* THE TASK *
Will you output all of the data below exactly, omitting the images?
------------------------------------------------
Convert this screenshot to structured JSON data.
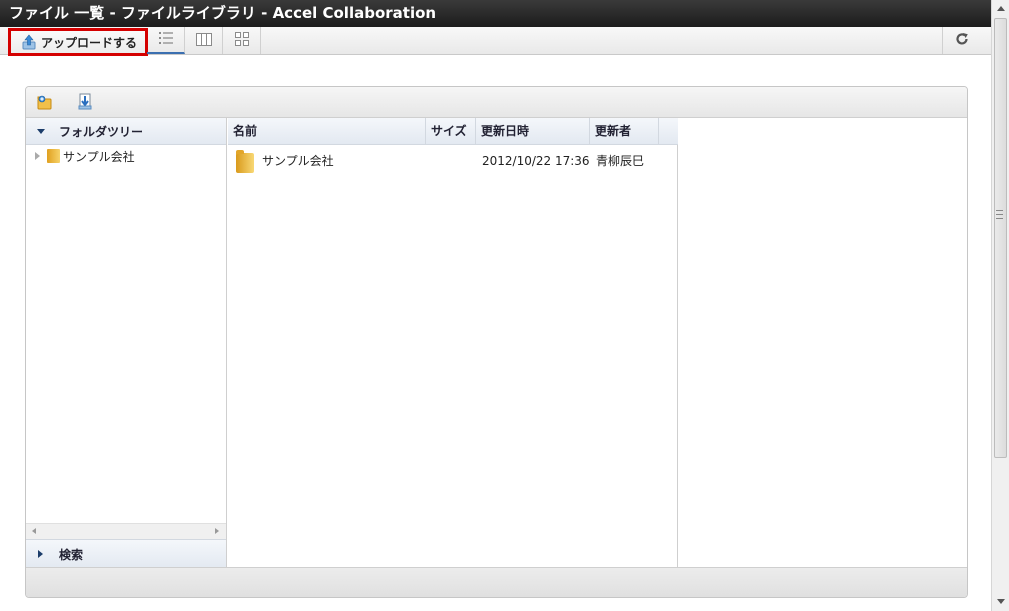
{
  "window": {
    "title": "ファイル 一覧 - ファイルライブラリ - Accel Collaboration"
  },
  "toolbar": {
    "upload_label": "アップロードする",
    "view_buttons": [
      "list-view-icon",
      "column-view-icon",
      "thumbnail-view-icon"
    ],
    "refresh_icon": "refresh-icon",
    "highlight_color": "#d40000"
  },
  "panel": {
    "toolbar_icons": [
      "new-folder-icon",
      "download-icon"
    ]
  },
  "tree": {
    "header": "フォルダツリー",
    "nodes": [
      {
        "label": "サンプル会社",
        "expanded": false
      }
    ],
    "search_label": "検索"
  },
  "files": {
    "columns": [
      "名前",
      "サイズ",
      "更新日時",
      "更新者"
    ],
    "rows": [
      {
        "name": "サンプル会社",
        "size": "",
        "updated": "2012/10/22 17:36",
        "updater": "青柳辰巳"
      }
    ]
  }
}
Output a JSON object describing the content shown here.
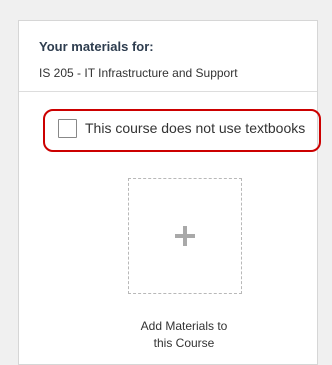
{
  "materials": {
    "heading": "Your materials for:",
    "course_name": "IS 205 - IT Infrastructure and Support"
  },
  "no_textbook_option": {
    "label": "This course does not use textbooks",
    "checked": false
  },
  "add_materials": {
    "icon": "plus-icon",
    "label_line1": "Add Materials to",
    "label_line2": "this Course"
  },
  "colors": {
    "highlight_border": "#cc0000",
    "heading_text": "#2e3d4f"
  }
}
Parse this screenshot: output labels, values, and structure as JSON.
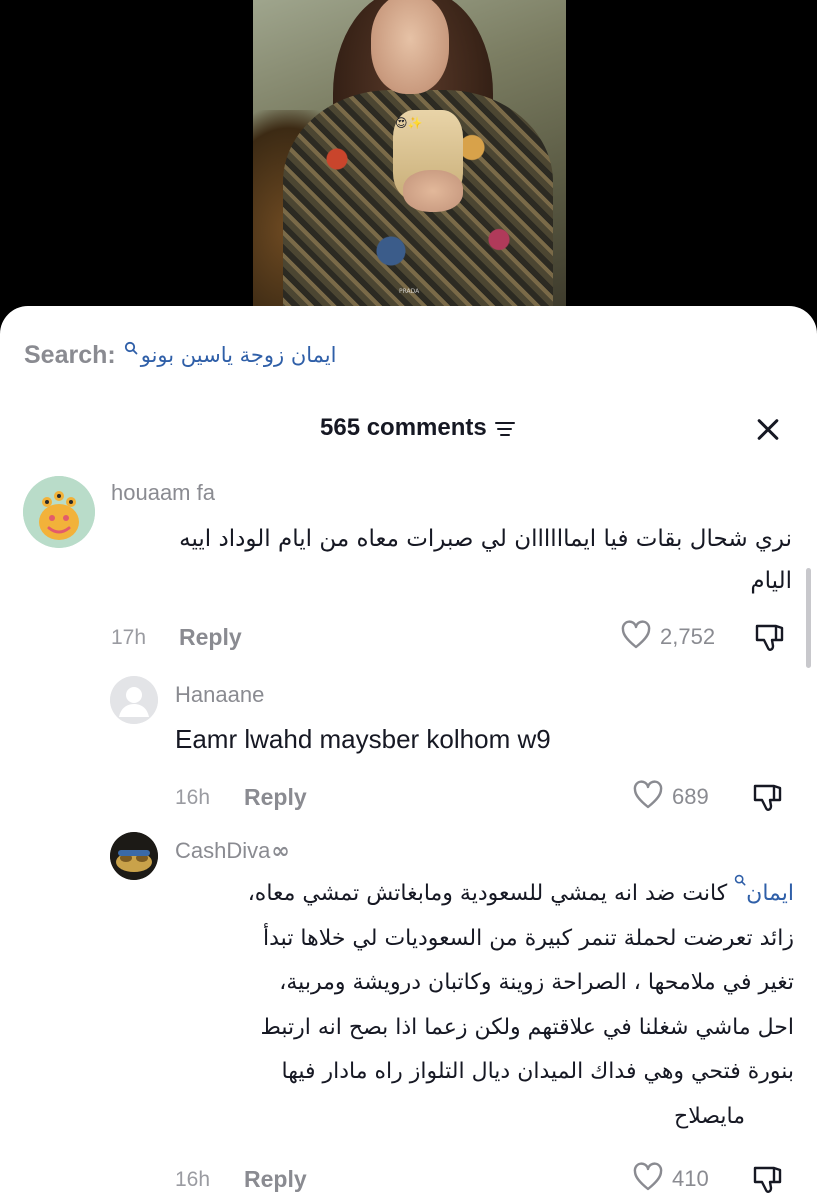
{
  "video": {
    "emoji": "😍✨",
    "watermark": "PRADA"
  },
  "search": {
    "label": "Search:",
    "query": "ايمان زوجة ياسين بونو"
  },
  "header": {
    "comments_count": "565 comments"
  },
  "comments": [
    {
      "username": "houaam fa",
      "lines": [
        "نري شحال بقات فيا ايماااااان لي صبرات معاه من ايام الوداد اييه",
        "اليام"
      ],
      "time": "17h",
      "reply_label": "Reply",
      "likes": "2,752"
    },
    {
      "username": "Hanaane",
      "text": "Eamr lwahd maysber kolhom w9",
      "time": "16h",
      "reply_label": "Reply",
      "likes": "689"
    },
    {
      "username": "CashDiva",
      "username_suffix": "∞",
      "mention": "ايمان",
      "lines": [
        "كانت ضد انه يمشي للسعودية ومابغاتش تمشي معاه،",
        "زائد تعرضت لحملة تنمر كبيرة من السعوديات لي خلاها تبدأ",
        "تغير في ملامحها ، الصراحة زوينة وكاتبان درويشة ومربية،",
        "احل ماشي شغلنا في علاقتهم ولكن زعما اذا بصح انه ارتبط",
        "بنورة فتحي وهي فداك الميدان ديال التلواز راه مادار فيها",
        "مايصلاح"
      ],
      "time": "16h",
      "reply_label": "Reply",
      "likes": "410"
    }
  ],
  "colors": {
    "accent_link": "#2f5fa8",
    "muted_text": "#8a8b91",
    "primary_text": "#161823"
  },
  "icons": [
    "search-q-icon",
    "filter-icon",
    "close-icon",
    "heart-icon",
    "dislike-icon"
  ]
}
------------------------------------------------
* RESULT FOR THIS EXERCISE *
Convert this screenshot to structured JSON data.
{
  "window": {
    "title": "ファイル 一覧 - ファイルライブラリ - Accel Collaboration"
  },
  "toolbar": {
    "upload_label": "アップロードする",
    "view_buttons": [
      "list-view-icon",
      "column-view-icon",
      "thumbnail-view-icon"
    ],
    "refresh_icon": "refresh-icon",
    "highlight_color": "#d40000"
  },
  "panel": {
    "toolbar_icons": [
      "new-folder-icon",
      "download-icon"
    ]
  },
  "tree": {
    "header": "フォルダツリー",
    "nodes": [
      {
        "label": "サンプル会社",
        "expanded": false
      }
    ],
    "search_label": "検索"
  },
  "files": {
    "columns": [
      "名前",
      "サイズ",
      "更新日時",
      "更新者"
    ],
    "rows": [
      {
        "name": "サンプル会社",
        "size": "",
        "updated": "2012/10/22 17:36",
        "updater": "青柳辰巳"
      }
    ]
  }
}
Output a JSON object describing the content shown here.
{
  "materials": {
    "heading": "Your materials for:",
    "course_name": "IS 205 - IT Infrastructure and Support"
  },
  "no_textbook_option": {
    "label": "This course does not use textbooks",
    "checked": false
  },
  "add_materials": {
    "icon": "plus-icon",
    "label_line1": "Add Materials to",
    "label_line2": "this Course"
  },
  "colors": {
    "highlight_border": "#cc0000",
    "heading_text": "#2e3d4f"
  }
}
Parse this screenshot: output labels, values, and structure as JSON.
{
  "video": {
    "emoji": "😍✨",
    "watermark": "PRADA"
  },
  "search": {
    "label": "Search:",
    "query": "ايمان زوجة ياسين بونو"
  },
  "header": {
    "comments_count": "565 comments"
  },
  "comments": [
    {
      "username": "houaam fa",
      "lines": [
        "نري شحال بقات فيا ايماااااان لي صبرات معاه من ايام الوداد اييه",
        "اليام"
      ],
      "time": "17h",
      "reply_label": "Reply",
      "likes": "2,752"
    },
    {
      "username": "Hanaane",
      "text": "Eamr lwahd maysber kolhom w9",
      "time": "16h",
      "reply_label": "Reply",
      "likes": "689"
    },
    {
      "username": "CashDiva",
      "username_suffix": "∞",
      "mention": "ايمان",
      "lines": [
        "كانت ضد انه يمشي للسعودية ومابغاتش تمشي معاه،",
        "زائد تعرضت لحملة تنمر كبيرة من السعوديات لي خلاها تبدأ",
        "تغير في ملامحها ، الصراحة زوينة وكاتبان درويشة ومربية،",
        "احل ماشي شغلنا في علاقتهم ولكن زعما اذا بصح انه ارتبط",
        "بنورة فتحي وهي فداك الميدان ديال التلواز راه مادار فيها",
        "مايصلاح"
      ],
      "time": "16h",
      "reply_label": "Reply",
      "likes": "410"
    }
  ],
  "colors": {
    "accent_link": "#2f5fa8",
    "muted_text": "#8a8b91",
    "primary_text": "#161823"
  },
  "icons": [
    "search-q-icon",
    "filter-icon",
    "close-icon",
    "heart-icon",
    "dislike-icon"
  ]
}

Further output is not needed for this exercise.